* **Problem to solve**:
Every line holding the string "true" should be copied from the listing.

* **Dataset entries**:
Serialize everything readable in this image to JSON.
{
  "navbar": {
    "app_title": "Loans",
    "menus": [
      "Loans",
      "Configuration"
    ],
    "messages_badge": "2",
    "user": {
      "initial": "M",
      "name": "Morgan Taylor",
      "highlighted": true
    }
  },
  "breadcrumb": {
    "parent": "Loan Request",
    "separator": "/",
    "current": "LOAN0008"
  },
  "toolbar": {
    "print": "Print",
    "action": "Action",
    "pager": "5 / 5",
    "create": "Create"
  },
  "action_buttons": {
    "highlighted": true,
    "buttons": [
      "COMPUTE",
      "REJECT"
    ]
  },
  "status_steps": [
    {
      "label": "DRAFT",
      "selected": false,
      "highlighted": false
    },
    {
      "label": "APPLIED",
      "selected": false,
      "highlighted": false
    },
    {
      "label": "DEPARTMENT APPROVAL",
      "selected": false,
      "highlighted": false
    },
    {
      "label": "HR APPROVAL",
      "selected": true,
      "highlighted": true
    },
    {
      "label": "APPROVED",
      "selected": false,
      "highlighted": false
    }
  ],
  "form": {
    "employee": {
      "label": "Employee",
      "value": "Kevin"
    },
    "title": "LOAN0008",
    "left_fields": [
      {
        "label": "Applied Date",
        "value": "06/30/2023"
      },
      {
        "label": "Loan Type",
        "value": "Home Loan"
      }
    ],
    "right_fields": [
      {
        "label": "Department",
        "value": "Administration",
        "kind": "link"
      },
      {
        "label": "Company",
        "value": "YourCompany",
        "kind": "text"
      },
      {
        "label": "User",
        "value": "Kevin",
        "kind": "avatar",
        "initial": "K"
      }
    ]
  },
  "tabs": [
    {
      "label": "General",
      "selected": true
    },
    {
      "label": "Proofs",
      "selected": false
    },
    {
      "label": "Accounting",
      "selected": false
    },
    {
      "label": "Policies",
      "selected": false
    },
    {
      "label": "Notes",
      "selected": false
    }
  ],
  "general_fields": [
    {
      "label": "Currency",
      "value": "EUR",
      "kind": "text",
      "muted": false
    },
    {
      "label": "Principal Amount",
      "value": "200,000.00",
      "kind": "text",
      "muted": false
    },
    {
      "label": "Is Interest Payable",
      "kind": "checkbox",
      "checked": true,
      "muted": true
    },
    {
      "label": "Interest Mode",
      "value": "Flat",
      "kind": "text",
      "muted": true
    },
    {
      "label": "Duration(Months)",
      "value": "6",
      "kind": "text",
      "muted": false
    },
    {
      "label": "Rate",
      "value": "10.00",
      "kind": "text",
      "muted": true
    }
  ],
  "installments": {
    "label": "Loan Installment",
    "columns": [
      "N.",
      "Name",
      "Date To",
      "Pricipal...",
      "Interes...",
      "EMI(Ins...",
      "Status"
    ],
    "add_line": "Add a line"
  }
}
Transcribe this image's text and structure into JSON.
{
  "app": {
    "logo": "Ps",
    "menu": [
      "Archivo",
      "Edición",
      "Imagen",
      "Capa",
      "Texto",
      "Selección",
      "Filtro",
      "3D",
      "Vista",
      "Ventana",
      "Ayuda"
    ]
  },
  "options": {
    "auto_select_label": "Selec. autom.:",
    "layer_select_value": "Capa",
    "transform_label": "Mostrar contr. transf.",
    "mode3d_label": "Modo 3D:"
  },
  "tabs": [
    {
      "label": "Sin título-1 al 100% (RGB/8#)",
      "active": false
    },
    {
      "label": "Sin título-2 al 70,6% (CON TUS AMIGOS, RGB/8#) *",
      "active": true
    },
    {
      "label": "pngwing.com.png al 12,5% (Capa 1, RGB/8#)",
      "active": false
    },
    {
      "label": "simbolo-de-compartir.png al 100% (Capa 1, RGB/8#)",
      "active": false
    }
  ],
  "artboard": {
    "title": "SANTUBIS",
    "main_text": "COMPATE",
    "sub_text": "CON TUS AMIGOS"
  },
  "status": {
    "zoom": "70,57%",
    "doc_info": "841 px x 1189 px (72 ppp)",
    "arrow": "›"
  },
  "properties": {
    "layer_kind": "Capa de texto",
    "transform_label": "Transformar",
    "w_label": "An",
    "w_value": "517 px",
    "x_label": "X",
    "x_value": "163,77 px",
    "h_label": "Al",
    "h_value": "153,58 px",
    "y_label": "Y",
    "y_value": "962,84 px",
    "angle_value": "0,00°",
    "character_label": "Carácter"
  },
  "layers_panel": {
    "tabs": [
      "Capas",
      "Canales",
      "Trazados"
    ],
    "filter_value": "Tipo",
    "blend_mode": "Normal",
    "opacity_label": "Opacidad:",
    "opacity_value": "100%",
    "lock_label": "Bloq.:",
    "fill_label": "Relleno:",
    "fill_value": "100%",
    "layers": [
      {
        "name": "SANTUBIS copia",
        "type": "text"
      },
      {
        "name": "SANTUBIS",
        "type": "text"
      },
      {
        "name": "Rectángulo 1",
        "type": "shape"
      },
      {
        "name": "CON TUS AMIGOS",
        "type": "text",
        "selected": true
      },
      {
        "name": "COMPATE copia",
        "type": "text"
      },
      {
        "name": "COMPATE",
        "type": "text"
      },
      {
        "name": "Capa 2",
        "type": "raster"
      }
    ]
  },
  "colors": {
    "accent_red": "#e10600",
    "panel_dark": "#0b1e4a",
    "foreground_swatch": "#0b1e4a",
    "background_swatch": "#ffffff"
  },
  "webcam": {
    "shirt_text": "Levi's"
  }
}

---

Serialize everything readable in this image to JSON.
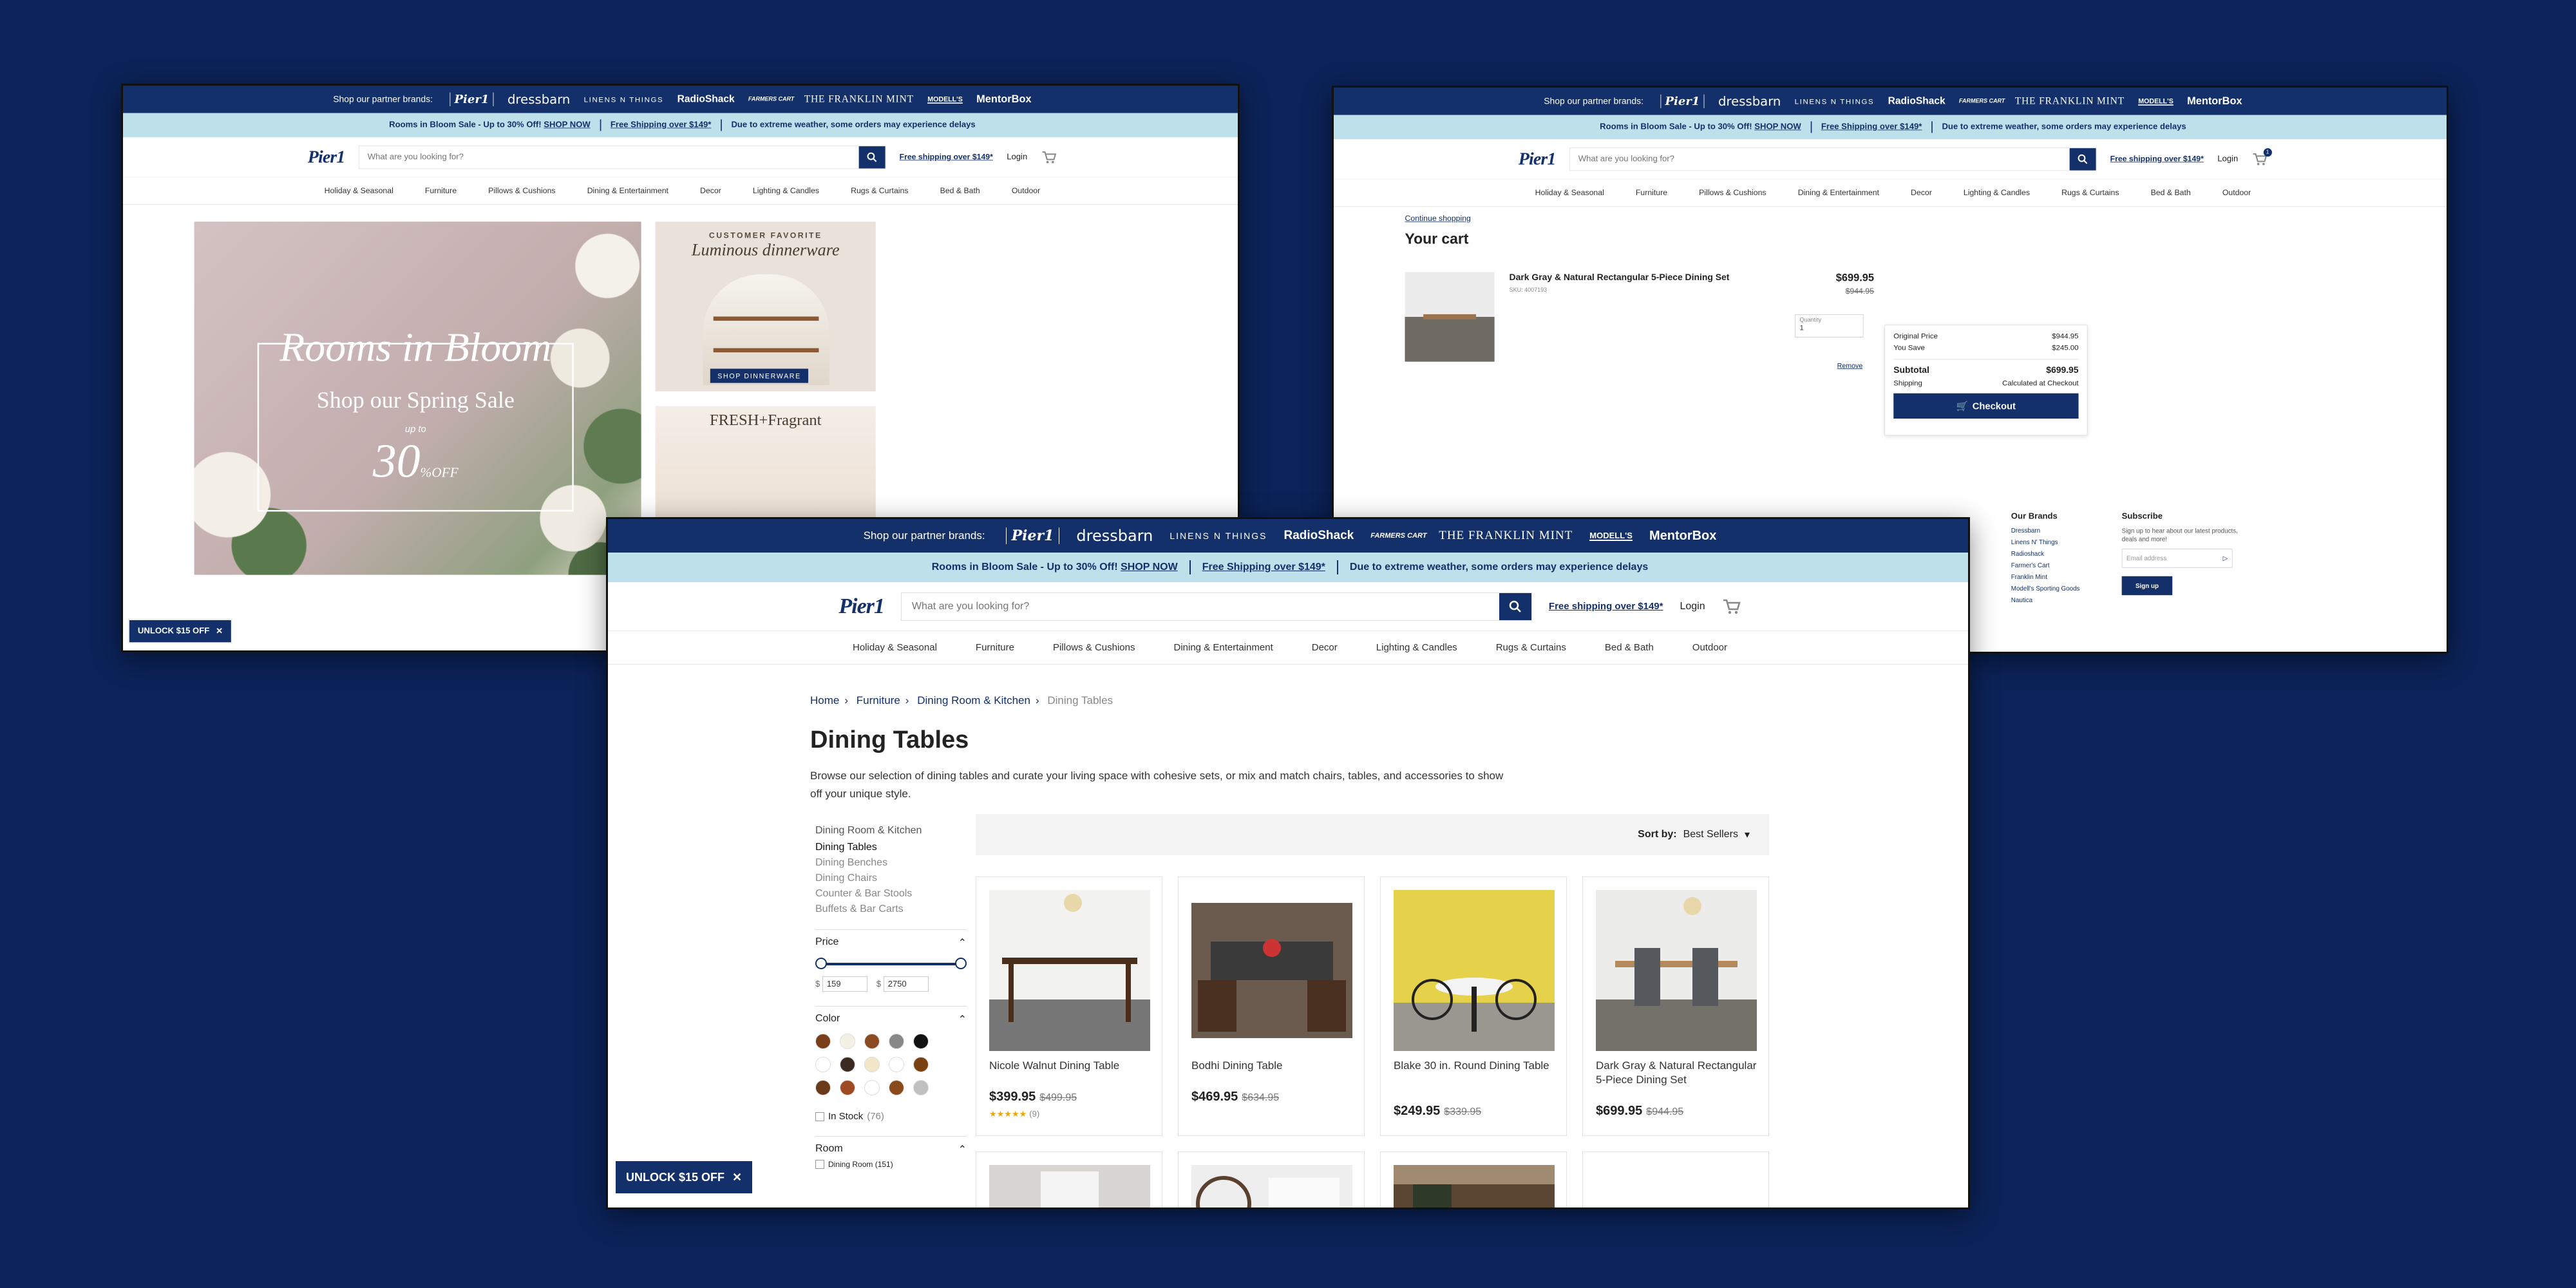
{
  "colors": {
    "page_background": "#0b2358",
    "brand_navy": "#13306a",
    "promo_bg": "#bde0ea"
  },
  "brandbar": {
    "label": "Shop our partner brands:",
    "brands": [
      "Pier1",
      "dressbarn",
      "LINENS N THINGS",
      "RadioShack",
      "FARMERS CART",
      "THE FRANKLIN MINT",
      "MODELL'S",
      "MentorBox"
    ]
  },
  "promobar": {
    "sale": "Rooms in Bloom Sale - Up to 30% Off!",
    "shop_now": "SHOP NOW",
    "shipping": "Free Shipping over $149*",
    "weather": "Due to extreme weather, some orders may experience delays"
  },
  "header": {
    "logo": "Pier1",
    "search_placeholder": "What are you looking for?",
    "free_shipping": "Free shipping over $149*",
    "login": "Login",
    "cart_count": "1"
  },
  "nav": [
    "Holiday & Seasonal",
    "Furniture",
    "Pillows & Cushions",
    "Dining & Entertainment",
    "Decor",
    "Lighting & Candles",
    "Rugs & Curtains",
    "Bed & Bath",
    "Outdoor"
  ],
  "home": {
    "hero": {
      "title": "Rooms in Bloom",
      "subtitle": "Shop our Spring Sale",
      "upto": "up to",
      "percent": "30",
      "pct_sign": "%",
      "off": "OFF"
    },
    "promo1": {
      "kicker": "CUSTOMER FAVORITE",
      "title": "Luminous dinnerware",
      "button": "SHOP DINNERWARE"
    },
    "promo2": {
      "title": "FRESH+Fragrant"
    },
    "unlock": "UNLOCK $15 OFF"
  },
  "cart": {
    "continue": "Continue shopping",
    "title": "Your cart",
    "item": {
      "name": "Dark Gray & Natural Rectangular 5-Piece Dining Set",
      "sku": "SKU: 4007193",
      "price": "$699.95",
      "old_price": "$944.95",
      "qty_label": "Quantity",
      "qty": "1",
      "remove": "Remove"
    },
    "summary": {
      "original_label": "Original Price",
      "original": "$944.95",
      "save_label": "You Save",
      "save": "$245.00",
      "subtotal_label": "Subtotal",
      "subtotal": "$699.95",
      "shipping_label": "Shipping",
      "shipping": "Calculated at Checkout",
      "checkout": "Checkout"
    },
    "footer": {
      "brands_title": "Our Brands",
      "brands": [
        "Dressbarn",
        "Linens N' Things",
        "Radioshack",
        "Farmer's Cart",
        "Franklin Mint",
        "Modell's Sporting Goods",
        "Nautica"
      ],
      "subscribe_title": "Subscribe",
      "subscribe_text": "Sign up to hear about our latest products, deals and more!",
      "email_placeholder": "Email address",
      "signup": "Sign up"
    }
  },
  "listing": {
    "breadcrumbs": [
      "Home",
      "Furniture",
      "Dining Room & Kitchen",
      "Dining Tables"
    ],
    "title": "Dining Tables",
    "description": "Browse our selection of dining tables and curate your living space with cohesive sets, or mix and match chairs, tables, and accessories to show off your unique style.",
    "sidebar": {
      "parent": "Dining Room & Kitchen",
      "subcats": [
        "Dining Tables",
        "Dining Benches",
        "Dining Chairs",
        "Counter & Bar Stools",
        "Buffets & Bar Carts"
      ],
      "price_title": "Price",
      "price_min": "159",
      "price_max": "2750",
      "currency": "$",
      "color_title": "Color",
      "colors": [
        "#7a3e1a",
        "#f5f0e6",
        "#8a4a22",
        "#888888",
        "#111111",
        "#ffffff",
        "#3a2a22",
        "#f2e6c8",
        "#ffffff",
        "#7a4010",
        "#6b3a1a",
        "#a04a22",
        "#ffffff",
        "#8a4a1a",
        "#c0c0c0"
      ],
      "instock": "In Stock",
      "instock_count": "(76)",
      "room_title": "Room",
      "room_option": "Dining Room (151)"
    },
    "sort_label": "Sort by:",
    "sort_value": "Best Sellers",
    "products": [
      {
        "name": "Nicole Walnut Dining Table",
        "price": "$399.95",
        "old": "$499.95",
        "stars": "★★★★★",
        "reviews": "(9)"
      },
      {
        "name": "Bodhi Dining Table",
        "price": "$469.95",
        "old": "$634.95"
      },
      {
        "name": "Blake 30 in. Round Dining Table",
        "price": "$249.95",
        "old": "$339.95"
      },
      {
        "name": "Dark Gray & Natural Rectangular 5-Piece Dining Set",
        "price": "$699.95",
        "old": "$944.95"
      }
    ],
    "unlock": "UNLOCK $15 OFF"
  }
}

* **Result of this exercise**:
      "highlighted": true
    "highlighted": true,
      "selected": true,
      "highlighted": true
      "selected": true
      "checked": true,
      "muted": true
      "muted": true
      "muted": true
      "active": true
        "selected": true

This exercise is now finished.